## Provided information
· · · ·

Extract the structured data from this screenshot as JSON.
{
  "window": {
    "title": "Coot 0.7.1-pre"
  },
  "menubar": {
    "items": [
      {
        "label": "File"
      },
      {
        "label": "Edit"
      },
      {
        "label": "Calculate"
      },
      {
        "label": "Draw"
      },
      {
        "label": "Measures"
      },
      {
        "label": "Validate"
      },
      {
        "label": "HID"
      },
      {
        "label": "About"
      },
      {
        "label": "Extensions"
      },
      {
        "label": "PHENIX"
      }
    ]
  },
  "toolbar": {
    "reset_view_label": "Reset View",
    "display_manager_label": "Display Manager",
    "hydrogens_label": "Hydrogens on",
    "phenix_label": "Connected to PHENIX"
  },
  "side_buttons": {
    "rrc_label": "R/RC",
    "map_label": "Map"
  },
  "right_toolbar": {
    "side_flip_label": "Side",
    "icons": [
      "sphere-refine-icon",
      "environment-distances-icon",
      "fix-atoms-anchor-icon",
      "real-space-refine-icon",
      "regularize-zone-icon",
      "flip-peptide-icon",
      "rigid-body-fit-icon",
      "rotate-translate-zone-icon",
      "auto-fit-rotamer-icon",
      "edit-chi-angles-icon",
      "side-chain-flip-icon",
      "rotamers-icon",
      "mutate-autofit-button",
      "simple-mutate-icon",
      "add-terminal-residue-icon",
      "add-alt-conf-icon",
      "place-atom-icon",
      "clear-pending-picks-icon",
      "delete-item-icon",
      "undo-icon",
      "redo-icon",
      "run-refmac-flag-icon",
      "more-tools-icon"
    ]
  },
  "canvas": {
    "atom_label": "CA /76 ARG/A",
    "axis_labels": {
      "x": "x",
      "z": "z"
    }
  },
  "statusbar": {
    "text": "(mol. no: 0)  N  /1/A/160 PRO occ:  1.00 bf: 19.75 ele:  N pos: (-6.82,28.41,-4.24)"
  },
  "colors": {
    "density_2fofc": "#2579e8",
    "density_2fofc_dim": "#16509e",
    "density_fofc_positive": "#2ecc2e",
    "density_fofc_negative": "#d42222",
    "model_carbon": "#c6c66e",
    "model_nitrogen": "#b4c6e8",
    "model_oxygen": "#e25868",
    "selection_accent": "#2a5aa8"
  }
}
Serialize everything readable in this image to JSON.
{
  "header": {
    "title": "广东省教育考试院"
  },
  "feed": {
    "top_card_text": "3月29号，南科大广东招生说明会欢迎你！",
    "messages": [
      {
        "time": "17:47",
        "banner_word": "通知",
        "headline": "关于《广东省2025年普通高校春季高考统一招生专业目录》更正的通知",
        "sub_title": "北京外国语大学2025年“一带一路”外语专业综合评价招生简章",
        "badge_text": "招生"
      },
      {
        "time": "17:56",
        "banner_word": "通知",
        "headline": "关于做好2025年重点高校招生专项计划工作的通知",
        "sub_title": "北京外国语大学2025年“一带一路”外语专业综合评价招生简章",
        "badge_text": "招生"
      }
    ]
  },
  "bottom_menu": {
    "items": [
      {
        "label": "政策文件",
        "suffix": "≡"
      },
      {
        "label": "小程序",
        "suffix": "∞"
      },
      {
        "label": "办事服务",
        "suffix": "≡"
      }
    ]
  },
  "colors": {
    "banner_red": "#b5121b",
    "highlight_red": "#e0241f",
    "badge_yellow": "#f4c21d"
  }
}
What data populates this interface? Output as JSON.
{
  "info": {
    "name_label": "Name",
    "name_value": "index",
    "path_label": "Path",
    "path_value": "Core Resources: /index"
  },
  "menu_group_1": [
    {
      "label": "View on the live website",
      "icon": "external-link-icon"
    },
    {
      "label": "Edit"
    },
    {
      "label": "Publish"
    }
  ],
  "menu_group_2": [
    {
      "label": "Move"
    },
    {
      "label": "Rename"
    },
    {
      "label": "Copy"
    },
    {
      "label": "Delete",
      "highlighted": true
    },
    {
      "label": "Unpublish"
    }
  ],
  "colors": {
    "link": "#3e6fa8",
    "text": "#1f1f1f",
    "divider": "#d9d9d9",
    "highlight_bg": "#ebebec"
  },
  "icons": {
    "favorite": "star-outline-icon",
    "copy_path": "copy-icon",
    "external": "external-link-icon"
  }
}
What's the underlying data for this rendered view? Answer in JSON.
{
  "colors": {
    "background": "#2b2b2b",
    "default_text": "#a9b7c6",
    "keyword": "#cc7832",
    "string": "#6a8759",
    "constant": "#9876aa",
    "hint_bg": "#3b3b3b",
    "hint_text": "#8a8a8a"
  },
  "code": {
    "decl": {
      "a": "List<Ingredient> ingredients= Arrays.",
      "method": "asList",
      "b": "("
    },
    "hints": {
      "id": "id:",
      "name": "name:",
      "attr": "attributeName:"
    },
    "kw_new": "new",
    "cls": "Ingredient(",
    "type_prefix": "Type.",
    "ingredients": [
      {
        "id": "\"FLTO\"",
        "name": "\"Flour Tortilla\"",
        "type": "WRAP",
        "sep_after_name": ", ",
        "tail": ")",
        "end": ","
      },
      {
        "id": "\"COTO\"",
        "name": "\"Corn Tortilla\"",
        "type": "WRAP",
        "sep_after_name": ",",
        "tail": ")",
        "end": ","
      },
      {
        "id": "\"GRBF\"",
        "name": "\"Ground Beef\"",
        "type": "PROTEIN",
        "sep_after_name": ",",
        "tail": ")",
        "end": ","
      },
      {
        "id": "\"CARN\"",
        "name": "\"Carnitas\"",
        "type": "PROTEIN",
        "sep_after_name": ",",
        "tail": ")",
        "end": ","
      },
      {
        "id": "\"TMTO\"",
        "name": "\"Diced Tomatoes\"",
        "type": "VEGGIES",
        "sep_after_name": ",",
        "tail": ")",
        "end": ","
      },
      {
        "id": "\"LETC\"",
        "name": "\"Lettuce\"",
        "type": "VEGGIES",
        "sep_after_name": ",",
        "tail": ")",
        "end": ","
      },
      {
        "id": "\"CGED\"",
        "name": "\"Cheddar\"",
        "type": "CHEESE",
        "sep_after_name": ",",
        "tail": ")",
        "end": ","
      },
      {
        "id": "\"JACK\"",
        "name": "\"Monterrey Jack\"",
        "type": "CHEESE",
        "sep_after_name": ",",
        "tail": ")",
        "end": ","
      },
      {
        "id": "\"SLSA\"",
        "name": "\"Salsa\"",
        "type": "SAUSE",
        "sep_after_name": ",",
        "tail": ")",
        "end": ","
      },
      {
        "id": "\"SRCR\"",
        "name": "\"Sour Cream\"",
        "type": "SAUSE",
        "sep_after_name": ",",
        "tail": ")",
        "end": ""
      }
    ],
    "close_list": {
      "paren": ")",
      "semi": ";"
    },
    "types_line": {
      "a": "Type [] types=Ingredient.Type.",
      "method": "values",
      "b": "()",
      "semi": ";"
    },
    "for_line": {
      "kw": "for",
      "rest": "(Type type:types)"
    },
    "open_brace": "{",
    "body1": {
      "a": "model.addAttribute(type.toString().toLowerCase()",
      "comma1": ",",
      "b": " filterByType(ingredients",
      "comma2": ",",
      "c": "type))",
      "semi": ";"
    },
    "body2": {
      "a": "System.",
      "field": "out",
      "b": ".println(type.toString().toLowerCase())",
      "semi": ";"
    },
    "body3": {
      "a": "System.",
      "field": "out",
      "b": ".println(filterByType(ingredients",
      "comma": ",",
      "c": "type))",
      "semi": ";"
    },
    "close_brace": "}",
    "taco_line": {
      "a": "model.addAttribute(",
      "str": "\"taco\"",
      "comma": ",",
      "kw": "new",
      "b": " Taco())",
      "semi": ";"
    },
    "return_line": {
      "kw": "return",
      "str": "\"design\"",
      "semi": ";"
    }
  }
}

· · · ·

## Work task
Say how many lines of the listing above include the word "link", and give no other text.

## Task result
3